──────── EXCERPTED RECORDS ────────

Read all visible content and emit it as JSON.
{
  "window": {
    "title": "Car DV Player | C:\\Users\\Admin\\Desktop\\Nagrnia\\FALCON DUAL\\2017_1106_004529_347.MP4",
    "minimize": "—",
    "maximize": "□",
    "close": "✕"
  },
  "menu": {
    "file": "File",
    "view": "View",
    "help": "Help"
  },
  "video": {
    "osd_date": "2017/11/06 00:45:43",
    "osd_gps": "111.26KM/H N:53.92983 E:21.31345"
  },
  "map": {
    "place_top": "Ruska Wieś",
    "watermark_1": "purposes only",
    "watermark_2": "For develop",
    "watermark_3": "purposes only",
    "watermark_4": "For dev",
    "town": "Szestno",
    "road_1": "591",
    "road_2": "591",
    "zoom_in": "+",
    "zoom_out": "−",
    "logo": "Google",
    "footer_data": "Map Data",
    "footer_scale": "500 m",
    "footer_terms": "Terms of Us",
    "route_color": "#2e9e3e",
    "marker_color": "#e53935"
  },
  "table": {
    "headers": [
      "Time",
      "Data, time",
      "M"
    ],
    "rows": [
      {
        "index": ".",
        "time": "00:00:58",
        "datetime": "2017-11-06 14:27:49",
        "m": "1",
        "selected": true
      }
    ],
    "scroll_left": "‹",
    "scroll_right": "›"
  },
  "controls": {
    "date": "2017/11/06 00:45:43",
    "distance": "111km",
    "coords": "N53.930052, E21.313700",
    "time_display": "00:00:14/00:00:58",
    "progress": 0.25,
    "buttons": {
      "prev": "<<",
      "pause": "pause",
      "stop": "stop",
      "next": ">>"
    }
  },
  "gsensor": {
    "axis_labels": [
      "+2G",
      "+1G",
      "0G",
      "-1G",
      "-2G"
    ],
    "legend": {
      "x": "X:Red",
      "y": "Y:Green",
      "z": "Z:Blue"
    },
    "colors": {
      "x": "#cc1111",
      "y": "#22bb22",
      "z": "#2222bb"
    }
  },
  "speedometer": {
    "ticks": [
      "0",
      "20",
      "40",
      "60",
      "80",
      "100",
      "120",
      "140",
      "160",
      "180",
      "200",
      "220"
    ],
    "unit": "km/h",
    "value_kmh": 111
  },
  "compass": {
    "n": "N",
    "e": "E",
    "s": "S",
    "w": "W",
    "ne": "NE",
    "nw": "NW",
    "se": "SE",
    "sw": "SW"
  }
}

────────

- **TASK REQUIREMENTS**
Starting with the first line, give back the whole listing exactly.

- **OUTPUT FOR THIS TASK**
Read all visible content and emit it as JSON.
{
  "window": {
    "title": "Car DV Player | C:\\Users\\Admin\\Desktop\\Nagrnia\\FALCON DUAL\\2017_1106_004529_347.MP4",
    "minimize": "—",
    "maximize": "□",
    "close": "✕"
  },
  "menu": {
    "file": "File",
    "view": "View",
    "help": "Help"
  },
  "video": {
    "osd_date": "2017/11/06 00:45:43",
    "osd_gps": "111.26KM/H N:53.92983 E:21.31345"
  },
  "map": {
    "place_top": "Ruska Wieś",
    "watermark_1": "purposes only",
    "watermark_2": "For develop",
    "watermark_3": "purposes only",
    "watermark_4": "For dev",
    "town": "Szestno",
    "road_1": "591",
    "road_2": "591",
    "zoom_in": "+",
    "zoom_out": "−",
    "logo": "Google",
    "footer_data": "Map Data",
    "footer_scale": "500 m",
    "footer_terms": "Terms of Us",
    "route_color": "#2e9e3e",
    "marker_color": "#e53935"
  },
  "table": {
    "headers": [
      "Time",
      "Data, time",
      "M"
    ],
    "rows": [
      {
        "index": ".",
        "time": "00:00:58",
        "datetime": "2017-11-06 14:27:49",
        "m": "1",
        "selected": true
      }
    ],
    "scroll_left": "‹",
    "scroll_right": "›"
  },
  "controls": {
    "date": "2017/11/06 00:45:43",
    "distance": "111km",
    "coords": "N53.930052, E21.313700",
    "time_display": "00:00:14/00:00:58",
    "progress": 0.25,
    "buttons": {
      "prev": "<<",
      "pause": "pause",
      "stop": "stop",
      "next": ">>"
    }
  },
  "gsensor": {
    "axis_labels": [
      "+2G",
      "+1G",
      "0G",
      "-1G",
      "-2G"
    ],
    "legend": {
      "x": "X:Red",
      "y": "Y:Green",
      "z": "Z:Blue"
    },
    "colors": {
      "x": "#cc1111",
      "y": "#22bb22",
      "z": "#2222bb"
    }
  },
  "speedometer": {
    "ticks": [
      "0",
      "20",
      "40",
      "60",
      "80",
      "100",
      "120",
      "140",
      "160",
      "180",
      "200",
      "220"
    ],
    "unit": "km/h",
    "value_kmh": 111
  },
  "compass": {
    "n": "N",
    "e": "E",
    "s": "S",
    "w": "W",
    "ne": "NE",
    "nw": "NW",
    "se": "SE",
    "sw": "SW"
  }
}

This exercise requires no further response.